Metallica – Garage Inc.
Very much a genre specific selection here, this one tend to veer slightly more to the rock side vs. the heavy metal bombastic playing we are used to from Metallica. Scoring high marks for the song selection here with Seger’s “Turn the Page,” the Thin Lizzy anthem “Whisky in the Jar,” and Lynyrd Skynyrd’s “Tuesday’s Gone,” this one is a mighty fine road trip record and on that will definitely scratch that hard rock itch.
Bryan Ferry – Dylanesque
When the first line of the song hits you between the ears “When you’re lost in the rain in Juarez and it’s Easter time too” the line from “Just like Tom Thumb’s Blues,” this time delivered by Roxy Music front man Bryan Ferry, you immediately know that this version rides the same side of the track as the original, and that this song, or any other Bob Dylan song for that matter, is in the capable hands of a master. A master paying tribute to a master. Highlights are “Knocking on Heaven’s Door” and the somewhat over looked classic “Make You Feel My Love.” The version of “Knocking on Heaven’s Door” might be the second best cover of the song just behind the almost death bed performance of the song delivered by Warren Zevon on The Wind.
k.d. Lang – Hymns of the 49th Parallel
This unique take on the covers genre, covering songs by Canadian artists, works well mostly due to the fact that two of the most brilliant songwriters ever just happen to be from north of the border in Neil Young, Leonard Cohen, and Joni Mitchell. All of the arrangements here are short, sweet and too the point with k.d.’s voice on brilliant display front and center. “After the Gold Rush” and “Helpless” the two Neil Young songs presented here are first rate, and “The Day I Walk,” a song written by the criminally ignored (except by the critics) Bruce Cockburn is a pleasant surprise. The real stunner here, of course, is Lang’s version of Leonard Cohen’s “Hallelujah”. in a Beatles vs. Stones sort of debate the jury is still out among many as to which version is better. This one, or the Jeff Buckley version. While the studio version presented here is certainly terrific, seek out a live version. It will change your life.
Dexys – Let the Record Show: Dexys Do Irish and Country Soul
Dexys, the later day version of Dexys Midnight Runners of “Come On Eileen” fame may not be that well known on certain sides of the pond, and lead singer Kevin Rowland certainly could shop in any mall in America without fear of recognition, but all of that being said, Let the Record Show: Dexys Do Irish and Country Soul is on fine record, forget covers record.

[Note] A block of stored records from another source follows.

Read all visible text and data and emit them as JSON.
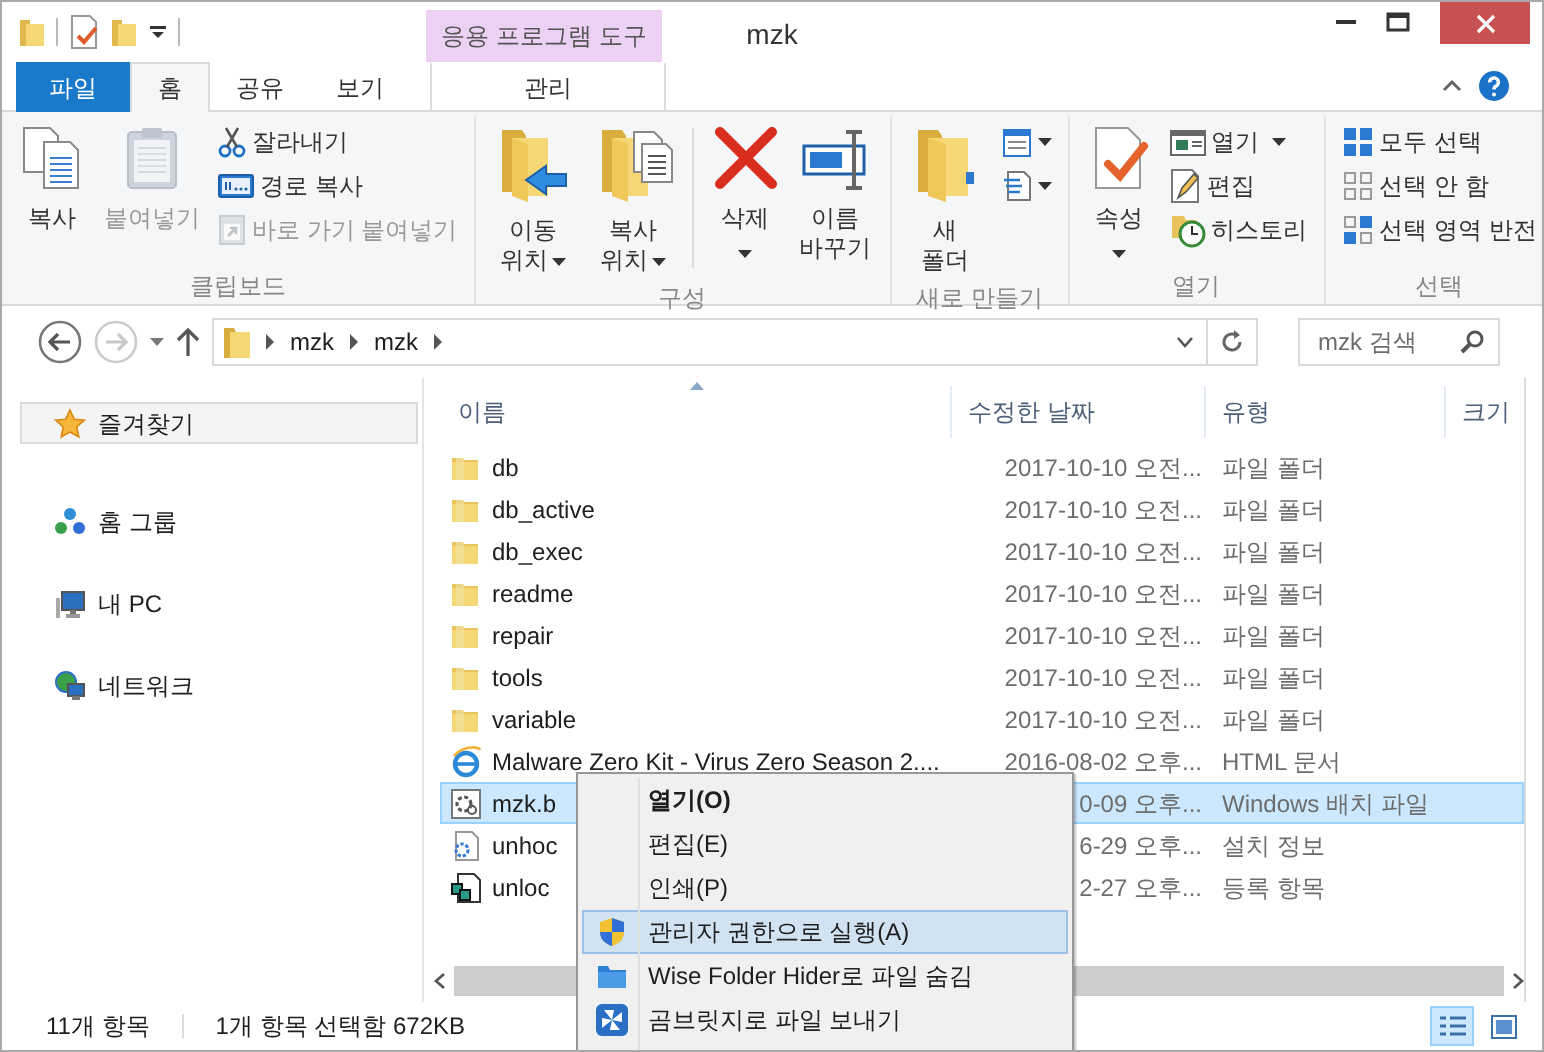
{
  "window": {
    "title": "mzk"
  },
  "contextual_tab_header": "응용 프로그램 도구",
  "ribbon_tabs": [
    {
      "label": "파일",
      "kind": "file",
      "selected": false
    },
    {
      "label": "홈",
      "kind": "tab",
      "selected": true
    },
    {
      "label": "공유",
      "kind": "tab",
      "selected": false
    },
    {
      "label": "보기",
      "kind": "tab",
      "selected": false
    },
    {
      "label": "관리",
      "kind": "contextual",
      "selected": false
    }
  ],
  "ribbon_groups": [
    {
      "label": "클립보드",
      "items": [
        {
          "kind": "large",
          "lines": [
            "복사"
          ],
          "dropdown": false,
          "disabled": false
        },
        {
          "kind": "large",
          "lines": [
            "붙여넣기"
          ],
          "dropdown": false,
          "disabled": true
        },
        {
          "kind": "column",
          "buttons": [
            {
              "label": "잘라내기",
              "dropdown": false,
              "disabled": false
            },
            {
              "label": "경로 복사",
              "dropdown": false,
              "disabled": false
            },
            {
              "label": "바로 가기 붙여넣기",
              "dropdown": false,
              "disabled": true
            }
          ]
        }
      ]
    },
    {
      "label": "구성",
      "items": [
        {
          "kind": "large",
          "lines": [
            "이동",
            "위치"
          ],
          "dropdown": true,
          "disabled": false
        },
        {
          "kind": "large",
          "lines": [
            "복사",
            "위치"
          ],
          "dropdown": true,
          "disabled": false
        },
        {
          "kind": "separator"
        },
        {
          "kind": "large",
          "lines": [
            "삭제"
          ],
          "dropdown": true,
          "disabled": false
        },
        {
          "kind": "large",
          "lines": [
            "이름",
            "바꾸기"
          ],
          "dropdown": false,
          "disabled": false
        }
      ]
    },
    {
      "label": "새로 만들기",
      "items": [
        {
          "kind": "large",
          "lines": [
            "새",
            "폴더"
          ],
          "dropdown": false,
          "disabled": false
        },
        {
          "kind": "column",
          "buttons": [
            {
              "dropdown": true,
              "disabled": false
            },
            {
              "dropdown": true,
              "disabled": false
            }
          ]
        }
      ]
    },
    {
      "label": "열기",
      "items": [
        {
          "kind": "large",
          "lines": [
            "속성"
          ],
          "dropdown": true,
          "disabled": false
        },
        {
          "kind": "column",
          "buttons": [
            {
              "label": "열기",
              "dropdown": true,
              "disabled": false
            },
            {
              "label": "편집",
              "dropdown": false,
              "disabled": false
            },
            {
              "label": "히스토리",
              "dropdown": false,
              "disabled": false
            }
          ]
        }
      ]
    },
    {
      "label": "선택",
      "items": [
        {
          "kind": "column",
          "buttons": [
            {
              "label": "모두 선택",
              "dropdown": false,
              "disabled": false
            },
            {
              "label": "선택 안 함",
              "dropdown": false,
              "disabled": false
            },
            {
              "label": "선택 영역 반전",
              "dropdown": false,
              "disabled": false
            }
          ]
        }
      ]
    }
  ],
  "address_bar": {
    "breadcrumbs": [
      "mzk",
      "mzk"
    ]
  },
  "search": {
    "placeholder": "mzk 검색"
  },
  "navigation_pane": [
    {
      "label": "즐겨찾기",
      "kind": "favorites",
      "selected": true
    },
    {
      "label": "홈 그룹",
      "kind": "homegroup",
      "selected": false
    },
    {
      "label": "내 PC",
      "kind": "pc",
      "selected": false
    },
    {
      "label": "네트워크",
      "kind": "network",
      "selected": false
    }
  ],
  "file_list": {
    "columns": [
      "이름",
      "수정한 날짜",
      "유형",
      "크기"
    ],
    "rows": [
      {
        "name": "db",
        "date": "2017-10-10 오전...",
        "type": "파일 폴더",
        "kind": "folder",
        "selected": false
      },
      {
        "name": "db_active",
        "date": "2017-10-10 오전...",
        "type": "파일 폴더",
        "kind": "folder",
        "selected": false
      },
      {
        "name": "db_exec",
        "date": "2017-10-10 오전...",
        "type": "파일 폴더",
        "kind": "folder",
        "selected": false
      },
      {
        "name": "readme",
        "date": "2017-10-10 오전...",
        "type": "파일 폴더",
        "kind": "folder",
        "selected": false
      },
      {
        "name": "repair",
        "date": "2017-10-10 오전...",
        "type": "파일 폴더",
        "kind": "folder",
        "selected": false
      },
      {
        "name": "tools",
        "date": "2017-10-10 오전...",
        "type": "파일 폴더",
        "kind": "folder",
        "selected": false
      },
      {
        "name": "variable",
        "date": "2017-10-10 오전...",
        "type": "파일 폴더",
        "kind": "folder",
        "selected": false
      },
      {
        "name": "Malware Zero Kit - Virus Zero Season 2....",
        "date": "2016-08-02 오후...",
        "type": "HTML 문서",
        "kind": "html",
        "selected": false
      },
      {
        "name": "mzk.b",
        "date": "0-09 오후...",
        "type": "Windows 배치 파일",
        "kind": "batch",
        "selected": true
      },
      {
        "name": "unhoc",
        "date": "6-29 오후...",
        "type": "설치 정보",
        "kind": "setup",
        "selected": false
      },
      {
        "name": "unloc",
        "date": "2-27 오후...",
        "type": "등록 항목",
        "kind": "registry",
        "selected": false
      }
    ]
  },
  "context_menu": [
    {
      "label": "열기(O)",
      "kind": "default",
      "selected": false
    },
    {
      "label": "편집(E)",
      "kind": "item",
      "selected": false
    },
    {
      "label": "인쇄(P)",
      "kind": "item",
      "selected": false
    },
    {
      "label": "관리자 권한으로 실행(A)",
      "kind": "shield",
      "selected": true
    },
    {
      "label": "Wise Folder Hider로 파일 숨김",
      "kind": "hider",
      "selected": false
    },
    {
      "label": "곰브릿지로 파일 보내기",
      "kind": "bridge",
      "selected": false
    }
  ],
  "status_bar": {
    "item_count": "11개 항목",
    "selection": "1개 항목 선택함 672KB",
    "views": [
      {
        "selected": true
      },
      {
        "selected": false
      }
    ]
  }
}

The album is 1/2 vinatge traditional Irish standards and 1/2 carefully curated from an eclectic palate of artist including Joni Mitchell, LeAnn Rimes, and The Brothers Gibb, with a couple of tasty nuggets from the great American songbook thrown in for good measure. “You Wear it Well” sounds perfect with the Dexy-fied arrangement and Rowlands exquisitely deep voice, and the Johnny Cash deep track 40 Shades of Green sounds like it could have been a traditional Irish ballad, Country style.
The opener “Women of Ireland” is a beautiful instrumental and a perfect mood setter to carry you on a sea voyage to the Emerald Isle. “To Love Somebody” is brilliant, and “I’ll Take You Home Again, Kathleen” is stunning.
This record released in 2016 is a good one. Better than good actually.
David Bowie – Pin Ups
This album, released between Alladin Sane and Diamond Dogs represented sort of the last hurrah for Ziggy Stardust, and Bowie was in fine peak form. Choosing a set of songs that were his personal favorites some of these songs were bona-fide hits of the day including The Easybeats “Friday on My Mind” and The Yardbirds “Shapes of Things” while others more are obscure deeper tracks by major acts like “See Emily Play” the Pink Floyd Song and the Who’s “Anyway, Anyhow, Anywhere.” “I Can’t Explain” in the slowed down version presented here is distinctly different that the original, and “Here Comes the Night” is a scorcher.
Pin Ups was the swan song for Mick Ronson and the Spiders from Mars. What a way to go out.
Steve Earle – Towns
Jesse Malin – On Your Sleeve
Joseph Arthur – Lou
Nick Cave and the Bad Seeds – Kicking Against the Pricks
Elvis Costello – Almost Blue